Therapeutic Approach

We all have preferences. We may share an experience with others, but our reactions to it can wildly differ. Things as straightforward as taste, smells, textures, or as specific as gardening, chemistry, or riding a horse, can illicit opposite responses from person to person.  

Because our personal histories and preferences are all so varied, some of us are very comfortable in conversation and can gain insight into ourselves by talking through memories and beliefs. Others learn by doing, and experiences offer metaphors through which we can see into ourselves and our patterns more clearly.  

By using a multifaceted therapeutic approach, we can explore many types of therapy to find experiences that resonate with each individual we serve. It’s important to use many tools, as this provides youth the most opportunities to connect with the personal growth and healing that an individualized therapy approach can provide.
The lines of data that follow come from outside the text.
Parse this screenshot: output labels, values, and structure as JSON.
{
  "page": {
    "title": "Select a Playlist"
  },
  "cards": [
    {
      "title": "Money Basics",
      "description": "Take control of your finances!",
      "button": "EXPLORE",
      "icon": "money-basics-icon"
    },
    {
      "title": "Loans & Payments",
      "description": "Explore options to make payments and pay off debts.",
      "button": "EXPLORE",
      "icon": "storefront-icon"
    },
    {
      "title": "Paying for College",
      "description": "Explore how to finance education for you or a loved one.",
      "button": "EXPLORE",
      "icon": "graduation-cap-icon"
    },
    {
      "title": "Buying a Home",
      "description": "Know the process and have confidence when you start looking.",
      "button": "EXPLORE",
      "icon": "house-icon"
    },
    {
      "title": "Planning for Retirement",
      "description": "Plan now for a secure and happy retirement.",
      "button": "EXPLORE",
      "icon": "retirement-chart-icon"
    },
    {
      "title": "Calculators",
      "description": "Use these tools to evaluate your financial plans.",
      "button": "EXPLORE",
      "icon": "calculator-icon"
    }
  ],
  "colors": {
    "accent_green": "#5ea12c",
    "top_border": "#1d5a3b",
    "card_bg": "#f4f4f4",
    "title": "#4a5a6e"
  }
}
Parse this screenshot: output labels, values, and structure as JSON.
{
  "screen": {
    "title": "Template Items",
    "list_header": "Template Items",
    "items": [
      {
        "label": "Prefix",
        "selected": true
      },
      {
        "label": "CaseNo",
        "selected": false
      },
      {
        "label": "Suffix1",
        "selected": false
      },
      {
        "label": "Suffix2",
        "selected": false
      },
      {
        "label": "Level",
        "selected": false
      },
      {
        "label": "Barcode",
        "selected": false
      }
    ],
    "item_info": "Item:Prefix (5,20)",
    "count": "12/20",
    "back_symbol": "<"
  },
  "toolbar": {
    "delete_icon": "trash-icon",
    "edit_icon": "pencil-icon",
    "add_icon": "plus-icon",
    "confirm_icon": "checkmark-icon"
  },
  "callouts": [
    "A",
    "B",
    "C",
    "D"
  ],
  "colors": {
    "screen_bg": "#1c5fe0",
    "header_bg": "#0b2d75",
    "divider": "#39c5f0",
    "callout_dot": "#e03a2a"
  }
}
Our therapeutic approach is attachment based, trauma informed, empowering, and strength based.  Individual sessions allow privacy to focus on specific concerns. Group therapy takes the focus off any one individual and shows that there are others facing similar struggles, providing a space where youth can practice relationship skills together and mirror each other’s growth. Family therapy helps to resolve conflict and improve communication and connection within the student’s family system. 

Our combination of therapies help youth identify how their past has impacted their present as they build effective skills for a healthier future. We also help students untangle how past experiences impact their current functioning, both individually and interpersonally. Mindfulness and awareness come in small steps, we help our students break down their long-term goals into small, attainable ones, based in the strengths they already have.  

In all therapeutic modalities we use, we help youth increase awareness of thinking patterns, emotional responses, behaviors that get in the way of their goals, and to notice physical sensations that communicate internal needs and wisdom.  

In our multifaceted therapeutic approach we use:  

Cognitive Behavioral Therapy (CBT): Helps students become aware of how their internal dialog impacts how they feel and respond to the world, so they can learn ways to reframe that dialog and change their responses to align with their values and goals.  

Dialectical Behavior Therapy (DBT): Directly targets the emotional dysregulation that comes from unhelpful beliefs and self-talk. It focuses on four specific skillsets: mindfulness, interpersonal effectiveness, distress tolerance, and emotion regulation. DBT is an evidence-based highly researched therapy that aids youth in shifting black and white thinking and by discovering and practicing more flexible gray-area thinking.  

Eye Movement Desensitization and Reprocessing (EMDR): Is based in the research that memories of trauma are not stored in the brain in the same way normal memories are, and that they become like a wound in the mind that doesn’t heal. EMDR aids the body’s natural healing process and allows the brain to reprocess traumatic experiences without extensive talking about distressing memories. EMDR is a highly researched, effective and evidence-based therapy.  

Equine Assisted Psychotherapy (EAP): Recognizing emotional dysregulation in one’s self can be difficult, particularly for those who are trauma affected or resistant to talk therapy. EAP uses the bond between horse and human and the ability of the animal to understand body language to teach youth about themselves. 

Experiential Learning: While not a therapy in itself, shared learning experiences can give youth insight into themselves. Art, gardening, and recreation like skiing, horseback riding, and rafting, can build trust within a group and problem-solving skills for the individual. When later discussed in group therapy, these benefits are revisited and reinforced. Our therapists capture the benefits of experiential modalities/learning even in the therapy office by using “here and now” techniques, somatic awareness, mindfulness practices, and role-playing of skills and tools with youth.